Hiccup is unquestionably annoying and can really disrupt your day. Chances are you probably have your own home remedy for making them stop. If they work, that’s great, but you may be wondering why one method is more effective than another. As it turns out, the BBC conducted an investigation to find out what needs to happen in order for your hiccups to stop.
Laughing, drinking a lot of alcohol, eating something fast, or just a weird, spontaneous reaction can cause a spasm in your diaphragm which makes air rush to your lungs, causes your vocal cords to suddenly close and makes the “hic” sound of a hiccup. They’re obnoxious, annoying, and seem to always happen at the most inopportune times.
There’s no true cure for hiccups, but home remedies that actually work fall into two categories: those that raise the levels of carbon dioxide in your blood and those that stimulate the vagus nerve.
If you’ve ever had luck with hiccup-stopping techniques like holding your breath or breathing into a paper bag, it’s likely because these methods raise the levels of carbon dioxide (CO2) in the blood, inhibiting spasms of the diaphragm Per the BBC:
They can work sometimes, but researchers are unsure why.
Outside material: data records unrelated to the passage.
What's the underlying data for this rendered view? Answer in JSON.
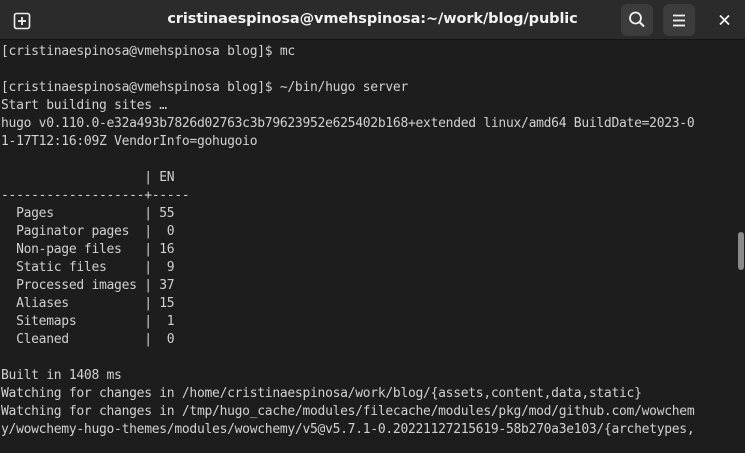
{
  "window": {
    "title": "cristinaespinosa@vmehspinosa:~/work/blog/public",
    "colors": {
      "background": "#1d1d1d",
      "titlebar": "#2b2b2b",
      "text": "#d0d0d0",
      "title_text": "#f2f2f2"
    }
  },
  "titlebar": {
    "new_tab_icon": "new-tab-icon",
    "search_icon": "search-icon",
    "menu_icon": "hamburger-menu-icon",
    "close_icon": "close-icon"
  },
  "terminal": {
    "lines": [
      "[cristinaespinosa@vmehspinosa blog]$ mc",
      "",
      "[cristinaespinosa@vmehspinosa blog]$ ~/bin/hugo server",
      "Start building sites …",
      "hugo v0.110.0-e32a493b7826d02763c3b79623952e625402b168+extended linux/amd64 BuildDate=2023-0",
      "1-17T12:16:09Z VendorInfo=gohugoio",
      "",
      "                   | EN",
      "-------------------+-----",
      "  Pages            | 55",
      "  Paginator pages  |  0",
      "  Non-page files   | 16",
      "  Static files     |  9",
      "  Processed images | 37",
      "  Aliases          | 15",
      "  Sitemaps         |  1",
      "  Cleaned          |  0",
      "",
      "Built in 1408 ms",
      "Watching for changes in /home/cristinaespinosa/work/blog/{assets,content,data,static}",
      "Watching for changes in /tmp/hugo_cache/modules/filecache/modules/pkg/mod/github.com/wowchem",
      "y/wowchemy-hugo-themes/modules/wowchemy/v5@v5.7.1-0.20221127215619-58b270a3e103/{archetypes,"
    ]
  }
}
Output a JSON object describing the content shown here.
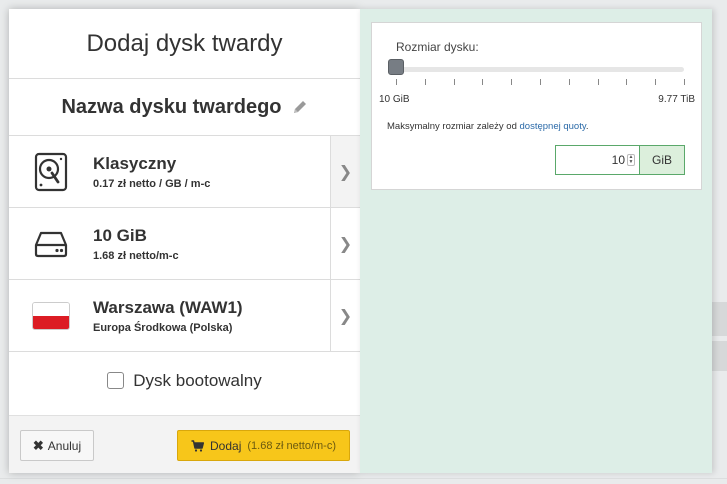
{
  "dialog": {
    "title": "Dodaj dysk twardy",
    "disk_name": "Nazwa dysku twardego",
    "options": [
      {
        "title": "Klasyczny",
        "subtitle": "0.17 zł netto / GB / m-c",
        "icon": "hard-disk-icon"
      },
      {
        "title": "10 GiB",
        "subtitle": "1.68 zł netto/m-c",
        "icon": "drive-icon"
      },
      {
        "title": "Warszawa (WAW1)",
        "subtitle": "Europa Środkowa (Polska)",
        "icon": "poland-flag-icon"
      }
    ],
    "bootable_label": "Dysk bootowalny",
    "bootable_checked": false,
    "cancel_label": "Anuluj",
    "add_label": "Dodaj",
    "add_price": "(1.68 zł netto/m-c)"
  },
  "size_panel": {
    "label": "Rozmiar dysku:",
    "min_label": "10 GiB",
    "max_label": "9.77 TiB",
    "slider_fraction": 0.0,
    "note_prefix": "Maksymalny rozmiar zależy od",
    "note_link": "dostępnej quoty",
    "note_suffix": ".",
    "input_value": "10",
    "unit": "GiB"
  },
  "colors": {
    "accent_yellow": "#f7c61a",
    "panel_teal": "#ddeee7",
    "input_green": "#5aa86a",
    "link_blue": "#2b6aa8"
  }
}
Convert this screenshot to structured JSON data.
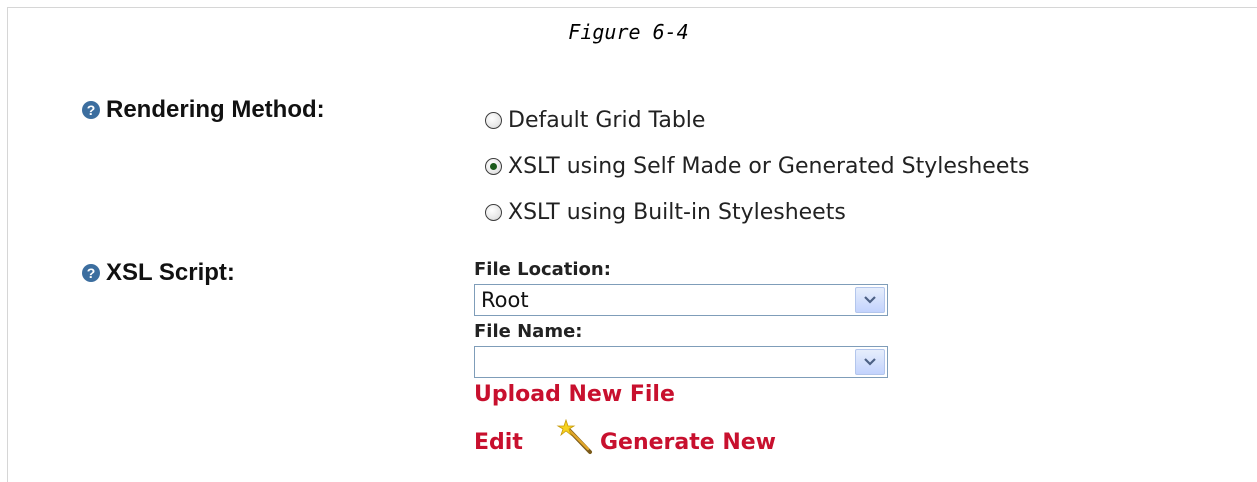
{
  "caption": "Figure 6-4",
  "rendering_method": {
    "label": "Rendering Method:",
    "help_icon": "question-circle-icon",
    "options": [
      {
        "label": "Default Grid Table",
        "checked": false
      },
      {
        "label": "XSLT using Self Made or Generated Stylesheets",
        "checked": true
      },
      {
        "label": "XSLT using Built-in Stylesheets",
        "checked": false
      }
    ]
  },
  "xsl_script": {
    "label": "XSL Script:",
    "help_icon": "question-circle-icon",
    "file_location_label": "File Location:",
    "file_location_value": "Root",
    "file_name_label": "File Name:",
    "file_name_value": "",
    "upload_link": "Upload New File",
    "edit_link": "Edit",
    "generate_link": "Generate New",
    "generate_icon": "magic-wand-icon"
  },
  "colors": {
    "link": "#c8102e",
    "help_icon": "#3c6e9f",
    "select_border": "#7f9db9"
  }
}
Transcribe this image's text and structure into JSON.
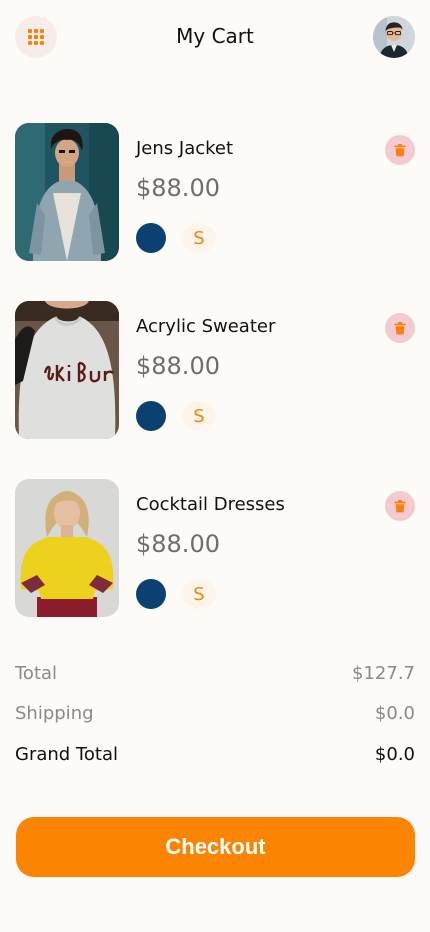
{
  "header": {
    "title": "My Cart",
    "menu_icon": "grid-icon",
    "avatar_icon": "user-avatar"
  },
  "cart": {
    "items": [
      {
        "name": "Jens Jacket",
        "price": "$88.00",
        "color": "#0b4170",
        "size": "S",
        "image": "denim-jacket-photo"
      },
      {
        "name": "Acrylic Sweater",
        "price": "$88.00",
        "color": "#0b4170",
        "size": "S",
        "image": "ski-sweater-photo"
      },
      {
        "name": "Cocktail Dresses",
        "price": "$88.00",
        "color": "#0b4170",
        "size": "S",
        "image": "yellow-sweater-photo"
      }
    ]
  },
  "summary": {
    "total_label": "Total",
    "total_value": "$127.7",
    "shipping_label": "Shipping",
    "shipping_value": "$0.0",
    "grand_label": "Grand Total",
    "grand_value": "$0.0"
  },
  "checkout_label": "Checkout",
  "colors": {
    "accent": "#fb8500",
    "delete_bg": "#f3c9d2",
    "swatch": "#0b4170",
    "background": "#fdfbf8"
  }
}
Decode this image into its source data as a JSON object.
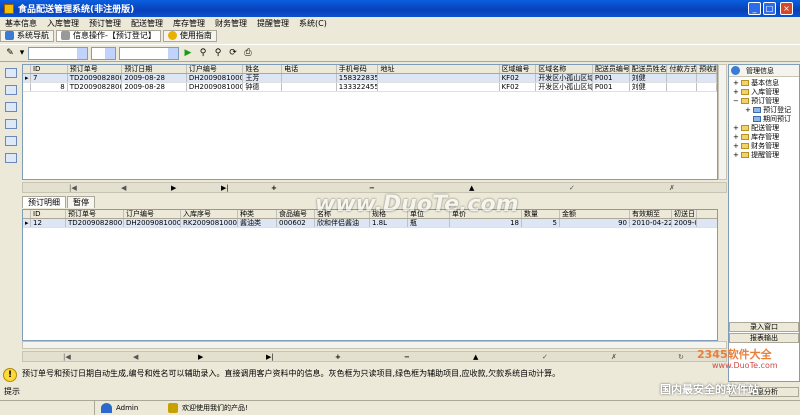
{
  "window": {
    "title": "食品配送管理系统(非注册版)",
    "btn_min": "_",
    "btn_max": "□",
    "btn_close": "×"
  },
  "menu": [
    "基本信息",
    "入库管理",
    "预订管理",
    "配送管理",
    "库存管理",
    "财务管理",
    "提醒管理",
    "系统(C)"
  ],
  "nav": {
    "system_nav": "系统导航",
    "current_tab": "信息操作-【预订登记】",
    "guide": "使用指南"
  },
  "top_grid": {
    "columns": [
      "ID",
      "预订单号",
      "预订日期",
      "订户编号",
      "姓名",
      "电话",
      "手机号码",
      "地址",
      "区域编号",
      "区域名称",
      "配送员编号",
      "配送员姓名",
      "付款方式",
      "预收款"
    ],
    "rows": [
      [
        "7",
        "TD20090828001",
        "2009-08-28",
        "DH20090810001",
        "王芳",
        "",
        "15832283568",
        "",
        "KF02",
        "开发区小孤山区域",
        "P001",
        "刘健",
        "",
        ""
      ],
      [
        "8",
        "TD20090828002",
        "2009-08-28",
        "DH20090810002",
        "钟德",
        "",
        "13332245576",
        "",
        "KF02",
        "开发区小孤山区域",
        "P001",
        "刘健",
        "",
        ""
      ]
    ]
  },
  "nav_symbols": {
    "first": "|◀",
    "prev": "◀",
    "next": "▶",
    "last": "▶|",
    "add": "+",
    "delete": "−",
    "up": "▲",
    "ok": "✓",
    "cancel": "✗",
    "refresh": "↻"
  },
  "detail_tabs": [
    "预订明细",
    "暂停"
  ],
  "bottom_grid": {
    "columns": [
      "ID",
      "预订单号",
      "订户编号",
      "入库序号",
      "种类",
      "食品编号",
      "名称",
      "规格",
      "单位",
      "单价",
      "数量",
      "金额",
      "有效期至",
      "初送日"
    ],
    "rows": [
      [
        "12",
        "TD20090828001",
        "DH20090810001",
        "RK20090810001",
        "酱油类",
        "000602",
        "欣和伴侣酱油",
        "1.8L",
        "瓶",
        "18",
        "5",
        "90",
        "2010-04-22",
        "2009-0"
      ]
    ]
  },
  "right_panel": {
    "header": "管理信息",
    "tree": [
      "基本信息",
      "入库管理",
      "预订管理",
      "预订登记",
      "期间预订",
      "配送管理",
      "库存管理",
      "财务管理",
      "提醒管理"
    ],
    "btn_entry": "录入窗口",
    "btn_report": "报表输出",
    "btn_analysis": "信息分析"
  },
  "hint": {
    "text": "预订单号和预订日期自动生成,编号和姓名可以辅助录入。直接调用客户资料中的信息。灰色框为只读项目,绿色框为辅助项目,应收款,欠款系统自动计算。",
    "label": "提示"
  },
  "status": {
    "user": "Admin",
    "welcome": "欢迎使用我们的产品!"
  },
  "watermarks": {
    "duote": "www.DuoTe.com",
    "site2345": "2345软件大全",
    "duote_url": "www.DuoTe.com",
    "slogan": "国内最安全的软件站"
  }
}
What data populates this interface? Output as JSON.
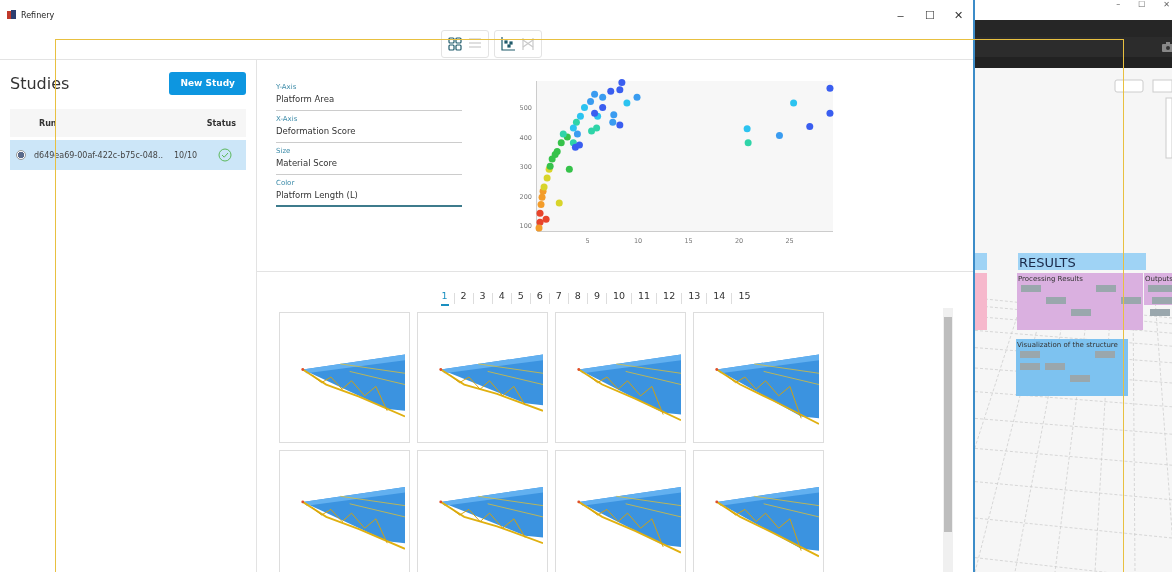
{
  "window": {
    "title": "Refinery",
    "controls": [
      "–",
      "☐",
      "✕"
    ]
  },
  "view_toggles": [
    {
      "kind": "grid",
      "selected": true
    },
    {
      "kind": "list",
      "selected": false
    },
    {
      "kind": "scatter",
      "selected": true
    },
    {
      "kind": "parallel",
      "selected": false
    }
  ],
  "studies": {
    "title": "Studies",
    "new_button": "New Study",
    "columns": [
      "Run",
      "Status"
    ],
    "rows": [
      {
        "run": "d649ea69-00af-422c-b75c-048..",
        "count": "10/10",
        "complete": true,
        "selected": true
      }
    ]
  },
  "axes": [
    {
      "label": "Y-Axis",
      "value": "Platform Area",
      "focused": false
    },
    {
      "label": "X-Axis",
      "value": "Deformation Score",
      "focused": false
    },
    {
      "label": "Size",
      "value": "Material Score",
      "focused": false
    },
    {
      "label": "Color",
      "value": "Platform Length (L)",
      "focused": true
    }
  ],
  "chart_data": {
    "type": "scatter",
    "xlim": [
      0,
      29.3
    ],
    "ylim": [
      80,
      590
    ],
    "xticks": [
      5,
      10,
      15,
      20,
      25
    ],
    "yticks": [
      100,
      200,
      300,
      400,
      500
    ],
    "x": [
      0.3,
      0.9,
      0.3,
      0.5,
      0.2,
      0.4,
      0.6,
      0.7,
      1,
      2.2,
      1.2,
      1.5,
      3,
      1.3,
      2,
      2.4,
      3.2,
      1.8,
      3.6,
      3.9,
      5.4,
      5.9,
      2.6,
      20.9,
      4.7,
      3.6,
      8.9,
      25.4,
      20.8,
      4.3,
      6,
      5.7,
      5.3,
      6.5,
      7.6,
      7.5,
      9.9,
      4,
      24,
      8.2,
      8.4,
      7.3,
      6.5,
      5.7,
      8.2,
      29,
      29,
      27,
      3.8,
      4.2
    ],
    "series": [
      {
        "color": "#e8452c",
        "values": [
          140,
          120,
          110,
          null,
          null,
          null,
          null,
          null,
          null,
          null,
          null,
          null,
          null,
          null,
          null,
          null,
          null,
          null,
          null,
          null,
          null,
          null,
          null,
          null,
          null,
          null,
          null,
          null,
          null,
          null,
          null,
          null,
          null,
          null,
          null,
          null,
          null,
          null,
          null,
          null,
          null,
          null,
          null,
          null,
          null,
          null,
          null,
          null,
          null,
          null
        ]
      },
      {
        "color": "#f39c2a",
        "values": [
          null,
          null,
          null,
          195,
          90,
          170,
          215,
          null,
          null,
          null,
          null,
          null,
          null,
          null,
          null,
          null,
          null,
          null,
          null,
          null,
          null,
          null,
          null,
          null,
          null,
          null,
          null,
          null,
          null,
          null,
          null,
          null,
          null,
          null,
          null,
          null,
          null,
          null,
          null,
          null,
          null,
          null,
          null,
          null,
          null,
          null,
          null,
          null,
          null,
          null
        ]
      },
      {
        "color": "#d8d42a",
        "values": [
          null,
          null,
          null,
          null,
          null,
          null,
          null,
          230,
          260,
          175,
          290,
          null,
          null,
          null,
          null,
          null,
          null,
          null,
          null,
          null,
          null,
          null,
          null,
          null,
          null,
          null,
          null,
          null,
          null,
          null,
          null,
          null,
          null,
          null,
          null,
          null,
          null,
          null,
          null,
          null,
          null,
          null,
          null,
          null,
          null,
          null,
          null,
          null,
          null,
          null
        ]
      },
      {
        "color": "#36c24a",
        "values": [
          null,
          null,
          null,
          null,
          null,
          null,
          null,
          null,
          null,
          null,
          null,
          325,
          400,
          300,
          350,
          380,
          290,
          340,
          null,
          null,
          null,
          null,
          null,
          null,
          null,
          null,
          null,
          null,
          null,
          null,
          null,
          null,
          null,
          null,
          null,
          null,
          null,
          null,
          null,
          null,
          null,
          null,
          null,
          null,
          null,
          null,
          null,
          null,
          null,
          null
        ]
      },
      {
        "color": "#2fd4a8",
        "values": [
          null,
          null,
          null,
          null,
          null,
          null,
          null,
          null,
          null,
          null,
          null,
          null,
          null,
          null,
          null,
          null,
          null,
          null,
          380,
          450,
          420,
          430,
          410,
          380,
          null,
          null,
          null,
          null,
          null,
          null,
          null,
          null,
          null,
          null,
          null,
          null,
          null,
          null,
          null,
          null,
          null,
          null,
          null,
          null,
          null,
          null,
          null,
          null,
          null,
          null
        ]
      },
      {
        "color": "#2cc3f0",
        "values": [
          null,
          null,
          null,
          null,
          null,
          null,
          null,
          null,
          null,
          null,
          null,
          null,
          null,
          null,
          null,
          null,
          null,
          null,
          null,
          null,
          null,
          null,
          null,
          null,
          500,
          430,
          515,
          515,
          428,
          470,
          470,
          null,
          null,
          null,
          null,
          null,
          null,
          null,
          null,
          null,
          null,
          null,
          null,
          null,
          null,
          null,
          null,
          null,
          null,
          null
        ]
      },
      {
        "color": "#3a9cf0",
        "values": [
          null,
          null,
          null,
          null,
          null,
          null,
          null,
          null,
          null,
          null,
          null,
          null,
          null,
          null,
          null,
          null,
          null,
          null,
          null,
          null,
          null,
          null,
          null,
          null,
          null,
          null,
          null,
          null,
          null,
          null,
          null,
          545,
          520,
          535,
          475,
          450,
          535,
          410,
          405,
          null,
          null,
          null,
          null,
          null,
          null,
          null,
          null,
          null,
          null,
          null
        ]
      },
      {
        "color": "#3a5ef0",
        "values": [
          null,
          null,
          null,
          null,
          null,
          null,
          null,
          null,
          null,
          null,
          null,
          null,
          null,
          null,
          null,
          null,
          null,
          null,
          null,
          null,
          null,
          null,
          null,
          null,
          null,
          null,
          null,
          null,
          null,
          null,
          null,
          null,
          null,
          null,
          null,
          null,
          null,
          null,
          null,
          560,
          585,
          555,
          500,
          480,
          440,
          565,
          480,
          435,
          365,
          372
        ]
      }
    ]
  },
  "pages": [
    {
      "label": "1",
      "selected": true
    },
    {
      "label": "2",
      "selected": false
    },
    {
      "label": "3",
      "selected": false
    },
    {
      "label": "4",
      "selected": false
    },
    {
      "label": "5",
      "selected": false
    },
    {
      "label": "6",
      "selected": false
    },
    {
      "label": "7",
      "selected": false
    },
    {
      "label": "8",
      "selected": false
    },
    {
      "label": "9",
      "selected": false
    },
    {
      "label": "10",
      "selected": false
    },
    {
      "label": "11",
      "selected": false
    },
    {
      "label": "12",
      "selected": false
    },
    {
      "label": "13",
      "selected": false
    },
    {
      "label": "14",
      "selected": false
    },
    {
      "label": "15",
      "selected": false
    }
  ],
  "background_app": {
    "controls": [
      "–",
      "☐",
      "✕"
    ],
    "groups": [
      {
        "title": "RESULTS",
        "kind": "header"
      },
      {
        "title": "Processing Results",
        "kind": "purple"
      },
      {
        "title": "Outputs",
        "kind": "purple-side"
      },
      {
        "title": "Visualization of the structure",
        "kind": "blue"
      }
    ]
  }
}
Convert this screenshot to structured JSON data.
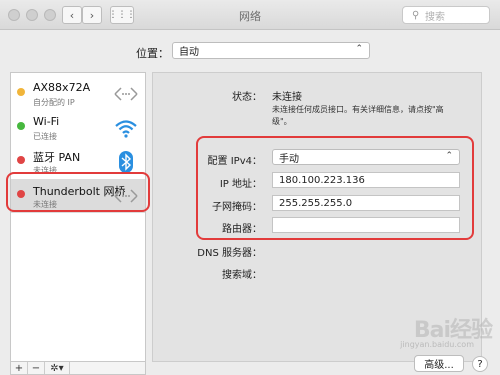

Some think it’s a way of distracting the body so that it worries about the build up of CO2 instead; others have proposed that hiccups may be caused by low levels of CO2 in the first place, and therefore high levels would inhibit the hiccups.
Many of the other home remedies people use to get rid of hiccups—like those involving drinking water or having someone scare you—fall into this category. These work because they stimulate the vagus nerve, which runs from your brain to your stomach and helps with coordinating your breathing and swallowing. Here’s what the BBC found in their investigation:
“This nerve is implicated in the hiccupping process, but you can disrupt the chain of events by stimulating the nerve so that it sends signals to the brain telling it to attend to this new sensation instead. This is where remedies such as gulping water, biting a lemon or eating crushed ice come in.
“Similarly, pulling the tip of your tongue, putting your fingers in your ears or gently pressing on your eyeballs can all stimulate the vagus nerve. Think of it as distracting the body from your hiccups by making something else dramatic happen to it. The same logic applies to giving someone a fright.”
Basically, scientists aren’t totally sure why hiccup cures work, but the lesson is that if something works for you, continue doing it.